(Beginning of MATERIAL SHOWN)
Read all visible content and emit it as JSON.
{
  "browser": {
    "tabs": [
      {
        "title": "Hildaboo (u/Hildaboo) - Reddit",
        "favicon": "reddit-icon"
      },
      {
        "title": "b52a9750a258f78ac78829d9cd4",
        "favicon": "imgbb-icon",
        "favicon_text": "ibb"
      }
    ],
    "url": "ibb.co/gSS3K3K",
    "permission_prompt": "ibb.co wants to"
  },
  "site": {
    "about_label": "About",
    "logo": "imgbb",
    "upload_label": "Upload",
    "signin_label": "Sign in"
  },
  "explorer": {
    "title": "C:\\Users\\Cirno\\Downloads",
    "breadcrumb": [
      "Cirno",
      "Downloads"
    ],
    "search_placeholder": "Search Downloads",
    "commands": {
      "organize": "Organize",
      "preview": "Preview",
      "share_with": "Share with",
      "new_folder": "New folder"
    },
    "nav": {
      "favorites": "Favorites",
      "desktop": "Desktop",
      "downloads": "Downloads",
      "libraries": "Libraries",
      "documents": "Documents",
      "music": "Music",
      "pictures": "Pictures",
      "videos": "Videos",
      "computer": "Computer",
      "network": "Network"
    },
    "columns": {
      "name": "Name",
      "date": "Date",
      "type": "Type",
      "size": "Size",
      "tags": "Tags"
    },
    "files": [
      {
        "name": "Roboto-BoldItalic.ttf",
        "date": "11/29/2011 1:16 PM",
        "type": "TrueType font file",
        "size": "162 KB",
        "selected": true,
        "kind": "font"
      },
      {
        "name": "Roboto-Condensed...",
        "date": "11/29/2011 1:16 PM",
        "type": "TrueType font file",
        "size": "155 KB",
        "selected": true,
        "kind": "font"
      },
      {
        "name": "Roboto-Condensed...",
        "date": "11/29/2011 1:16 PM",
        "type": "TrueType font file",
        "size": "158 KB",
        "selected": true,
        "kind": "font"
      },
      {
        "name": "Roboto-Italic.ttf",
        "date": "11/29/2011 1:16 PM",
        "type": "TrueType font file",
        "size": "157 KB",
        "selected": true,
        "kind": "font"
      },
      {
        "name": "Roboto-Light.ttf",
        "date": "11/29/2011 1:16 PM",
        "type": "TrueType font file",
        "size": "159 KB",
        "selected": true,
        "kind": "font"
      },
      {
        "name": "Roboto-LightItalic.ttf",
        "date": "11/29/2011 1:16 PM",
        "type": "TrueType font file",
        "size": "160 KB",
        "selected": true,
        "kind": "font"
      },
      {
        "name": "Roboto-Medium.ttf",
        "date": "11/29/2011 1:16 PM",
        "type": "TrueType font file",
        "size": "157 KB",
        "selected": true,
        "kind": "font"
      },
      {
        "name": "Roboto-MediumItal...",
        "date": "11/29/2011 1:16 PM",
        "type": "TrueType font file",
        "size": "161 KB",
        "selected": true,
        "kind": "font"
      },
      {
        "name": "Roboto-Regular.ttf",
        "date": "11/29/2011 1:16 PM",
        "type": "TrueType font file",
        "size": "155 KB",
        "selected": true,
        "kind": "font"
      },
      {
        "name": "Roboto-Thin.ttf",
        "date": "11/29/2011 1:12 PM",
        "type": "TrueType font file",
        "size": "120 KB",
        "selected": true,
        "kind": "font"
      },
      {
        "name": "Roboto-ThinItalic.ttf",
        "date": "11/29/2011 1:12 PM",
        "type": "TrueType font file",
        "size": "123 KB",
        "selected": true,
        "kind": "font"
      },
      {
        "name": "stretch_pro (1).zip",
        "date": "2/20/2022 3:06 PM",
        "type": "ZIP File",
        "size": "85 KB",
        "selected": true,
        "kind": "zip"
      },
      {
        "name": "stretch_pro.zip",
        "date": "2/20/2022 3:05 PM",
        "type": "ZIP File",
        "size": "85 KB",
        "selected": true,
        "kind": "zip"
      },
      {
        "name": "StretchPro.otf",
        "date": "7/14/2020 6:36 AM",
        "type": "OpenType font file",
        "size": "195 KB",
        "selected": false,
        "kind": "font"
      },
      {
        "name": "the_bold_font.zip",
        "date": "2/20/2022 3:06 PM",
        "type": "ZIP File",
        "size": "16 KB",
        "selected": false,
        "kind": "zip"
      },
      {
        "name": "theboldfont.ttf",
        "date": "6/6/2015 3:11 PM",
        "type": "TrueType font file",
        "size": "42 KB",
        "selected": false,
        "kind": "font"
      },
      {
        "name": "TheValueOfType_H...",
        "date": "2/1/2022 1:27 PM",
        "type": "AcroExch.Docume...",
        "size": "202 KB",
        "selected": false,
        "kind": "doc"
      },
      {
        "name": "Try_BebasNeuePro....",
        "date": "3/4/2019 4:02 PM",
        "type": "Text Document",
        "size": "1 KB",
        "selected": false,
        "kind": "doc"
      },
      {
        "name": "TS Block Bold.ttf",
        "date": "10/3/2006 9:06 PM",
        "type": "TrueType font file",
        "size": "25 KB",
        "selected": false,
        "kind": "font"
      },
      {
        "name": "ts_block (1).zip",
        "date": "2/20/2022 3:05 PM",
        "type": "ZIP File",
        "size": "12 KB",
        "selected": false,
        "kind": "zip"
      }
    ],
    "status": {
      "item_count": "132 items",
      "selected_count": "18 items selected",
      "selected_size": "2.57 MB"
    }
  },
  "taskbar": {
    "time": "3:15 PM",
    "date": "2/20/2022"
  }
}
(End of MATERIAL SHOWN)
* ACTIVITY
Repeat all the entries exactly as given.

* SOLVED PROBLEM
Read all visible content and emit it as JSON.
{
  "browser": {
    "tabs": [
      {
        "title": "Hildaboo (u/Hildaboo) - Reddit",
        "favicon": "reddit-icon"
      },
      {
        "title": "b52a9750a258f78ac78829d9cd4",
        "favicon": "imgbb-icon",
        "favicon_text": "ibb"
      }
    ],
    "url": "ibb.co/gSS3K3K",
    "permission_prompt": "ibb.co wants to"
  },
  "site": {
    "about_label": "About",
    "logo": "imgbb",
    "upload_label": "Upload",
    "signin_label": "Sign in"
  },
  "explorer": {
    "title": "C:\\Users\\Cirno\\Downloads",
    "breadcrumb": [
      "Cirno",
      "Downloads"
    ],
    "search_placeholder": "Search Downloads",
    "commands": {
      "organize": "Organize",
      "preview": "Preview",
      "share_with": "Share with",
      "new_folder": "New folder"
    },
    "nav": {
      "favorites": "Favorites",
      "desktop": "Desktop",
      "downloads": "Downloads",
      "libraries": "Libraries",
      "documents": "Documents",
      "music": "Music",
      "pictures": "Pictures",
      "videos": "Videos",
      "computer": "Computer",
      "network": "Network"
    },
    "columns": {
      "name": "Name",
      "date": "Date",
      "type": "Type",
      "size": "Size",
      "tags": "Tags"
    },
    "files": [
      {
        "name": "Roboto-BoldItalic.ttf",
        "date": "11/29/2011 1:16 PM",
        "type": "TrueType font file",
        "size": "162 KB",
        "selected": true,
        "kind": "font"
      },
      {
        "name": "Roboto-Condensed...",
        "date": "11/29/2011 1:16 PM",
        "type": "TrueType font file",
        "size": "155 KB",
        "selected": true,
        "kind": "font"
      },
      {
        "name": "Roboto-Condensed...",
        "date": "11/29/2011 1:16 PM",
        "type": "TrueType font file",
        "size": "158 KB",
        "selected": true,
        "kind": "font"
      },
      {
        "name": "Roboto-Italic.ttf",
        "date": "11/29/2011 1:16 PM",
        "type": "TrueType font file",
        "size": "157 KB",
        "selected": true,
        "kind": "font"
      },
      {
        "name": "Roboto-Light.ttf",
        "date": "11/29/2011 1:16 PM",
        "type": "TrueType font file",
        "size": "159 KB",
        "selected": true,
        "kind": "font"
      },
      {
        "name": "Roboto-LightItalic.ttf",
        "date": "11/29/2011 1:16 PM",
        "type": "TrueType font file",
        "size": "160 KB",
        "selected": true,
        "kind": "font"
      },
      {
        "name": "Roboto-Medium.ttf",
        "date": "11/29/2011 1:16 PM",
        "type": "TrueType font file",
        "size": "157 KB",
        "selected": true,
        "kind": "font"
      },
      {
        "name": "Roboto-MediumItal...",
        "date": "11/29/2011 1:16 PM",
        "type": "TrueType font file",
        "size": "161 KB",
        "selected": true,
        "kind": "font"
      },
      {
        "name": "Roboto-Regular.ttf",
        "date": "11/29/2011 1:16 PM",
        "type": "TrueType font file",
        "size": "155 KB",
        "selected": true,
        "kind": "font"
      },
      {
        "name": "Roboto-Thin.ttf",
        "date": "11/29/2011 1:12 PM",
        "type": "TrueType font file",
        "size": "120 KB",
        "selected": true,
        "kind": "font"
      },
      {
        "name": "Roboto-ThinItalic.ttf",
        "date": "11/29/2011 1:12 PM",
        "type": "TrueType font file",
        "size": "123 KB",
        "selected": true,
        "kind": "font"
      },
      {
        "name": "stretch_pro (1).zip",
        "date": "2/20/2022 3:06 PM",
        "type": "ZIP File",
        "size": "85 KB",
        "selected": true,
        "kind": "zip"
      },
      {
        "name": "stretch_pro.zip",
        "date": "2/20/2022 3:05 PM",
        "type": "ZIP File",
        "size": "85 KB",
        "selected": true,
        "kind": "zip"
      },
      {
        "name": "StretchPro.otf",
        "date": "7/14/2020 6:36 AM",
        "type": "OpenType font file",
        "size": "195 KB",
        "selected": false,
        "kind": "font"
      },
      {
        "name": "the_bold_font.zip",
        "date": "2/20/2022 3:06 PM",
        "type": "ZIP File",
        "size": "16 KB",
        "selected": false,
        "kind": "zip"
      },
      {
        "name": "theboldfont.ttf",
        "date": "6/6/2015 3:11 PM",
        "type": "TrueType font file",
        "size": "42 KB",
        "selected": false,
        "kind": "font"
      },
      {
        "name": "TheValueOfType_H...",
        "date": "2/1/2022 1:27 PM",
        "type": "AcroExch.Docume...",
        "size": "202 KB",
        "selected": false,
        "kind": "doc"
      },
      {
        "name": "Try_BebasNeuePro....",
        "date": "3/4/2019 4:02 PM",
        "type": "Text Document",
        "size": "1 KB",
        "selected": false,
        "kind": "doc"
      },
      {
        "name": "TS Block Bold.ttf",
        "date": "10/3/2006 9:06 PM",
        "type": "TrueType font file",
        "size": "25 KB",
        "selected": false,
        "kind": "font"
      },
      {
        "name": "ts_block (1).zip",
        "date": "2/20/2022 3:05 PM",
        "type": "ZIP File",
        "size": "12 KB",
        "selected": false,
        "kind": "zip"
      }
    ],
    "status": {
      "item_count": "132 items",
      "selected_count": "18 items selected",
      "selected_size": "2.57 MB"
    }
  },
  "taskbar": {
    "time": "3:15 PM",
    "date": "2/20/2022"
  }
}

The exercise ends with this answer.